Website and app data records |
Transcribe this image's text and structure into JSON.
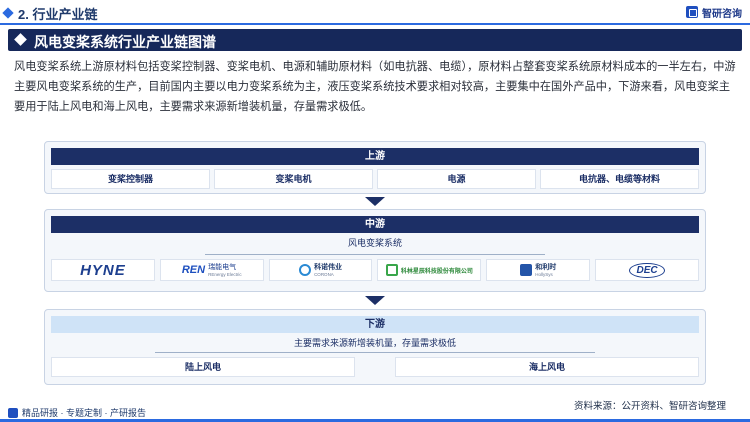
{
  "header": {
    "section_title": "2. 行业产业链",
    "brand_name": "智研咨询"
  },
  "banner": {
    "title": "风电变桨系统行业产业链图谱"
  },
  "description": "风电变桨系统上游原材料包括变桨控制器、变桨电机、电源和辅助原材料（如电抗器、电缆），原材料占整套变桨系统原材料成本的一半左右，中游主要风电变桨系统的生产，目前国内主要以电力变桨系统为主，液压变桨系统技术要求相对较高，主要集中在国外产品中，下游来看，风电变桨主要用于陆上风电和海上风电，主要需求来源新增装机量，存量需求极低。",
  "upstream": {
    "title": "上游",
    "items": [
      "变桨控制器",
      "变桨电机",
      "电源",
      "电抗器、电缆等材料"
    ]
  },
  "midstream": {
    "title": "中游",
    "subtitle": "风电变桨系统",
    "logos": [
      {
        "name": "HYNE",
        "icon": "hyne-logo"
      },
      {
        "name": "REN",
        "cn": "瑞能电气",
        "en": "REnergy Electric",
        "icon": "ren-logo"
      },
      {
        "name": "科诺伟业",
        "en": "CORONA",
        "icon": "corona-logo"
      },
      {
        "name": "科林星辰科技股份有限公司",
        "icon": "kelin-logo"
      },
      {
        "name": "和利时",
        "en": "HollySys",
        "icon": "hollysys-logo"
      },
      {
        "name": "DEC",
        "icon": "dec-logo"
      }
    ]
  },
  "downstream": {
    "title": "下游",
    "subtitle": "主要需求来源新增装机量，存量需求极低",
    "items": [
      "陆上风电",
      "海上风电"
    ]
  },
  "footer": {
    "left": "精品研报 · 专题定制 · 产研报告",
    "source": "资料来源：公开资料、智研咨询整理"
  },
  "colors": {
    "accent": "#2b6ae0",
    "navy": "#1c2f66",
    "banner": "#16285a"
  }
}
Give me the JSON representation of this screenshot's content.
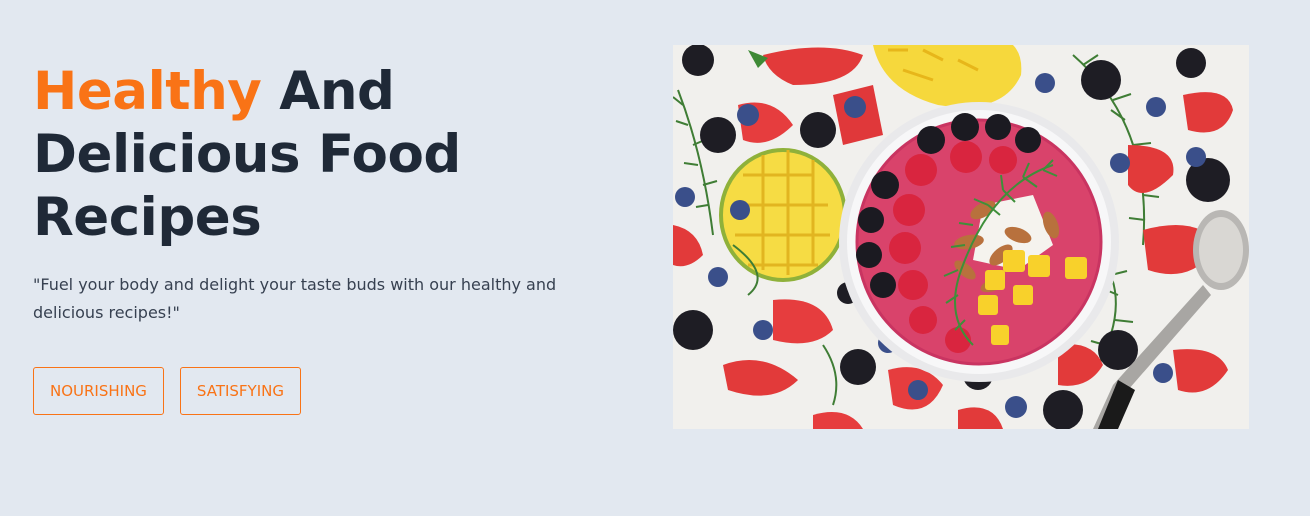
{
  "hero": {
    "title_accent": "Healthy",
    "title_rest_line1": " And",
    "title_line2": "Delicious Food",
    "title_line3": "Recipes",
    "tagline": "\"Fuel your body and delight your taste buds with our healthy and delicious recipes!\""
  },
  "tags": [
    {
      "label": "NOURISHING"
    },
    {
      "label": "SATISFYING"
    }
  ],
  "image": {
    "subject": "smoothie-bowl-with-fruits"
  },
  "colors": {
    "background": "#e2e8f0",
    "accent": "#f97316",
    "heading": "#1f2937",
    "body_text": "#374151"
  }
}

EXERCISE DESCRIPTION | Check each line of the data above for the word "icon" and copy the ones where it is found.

EXERCISE SOLUTION |
        "icon": "hyne-logo"
        "icon": "ren-logo"
        "icon": "corona-logo"
        "icon": "kelin-logo"
        "icon": "hollysys-logo"
        "icon": "dec-logo"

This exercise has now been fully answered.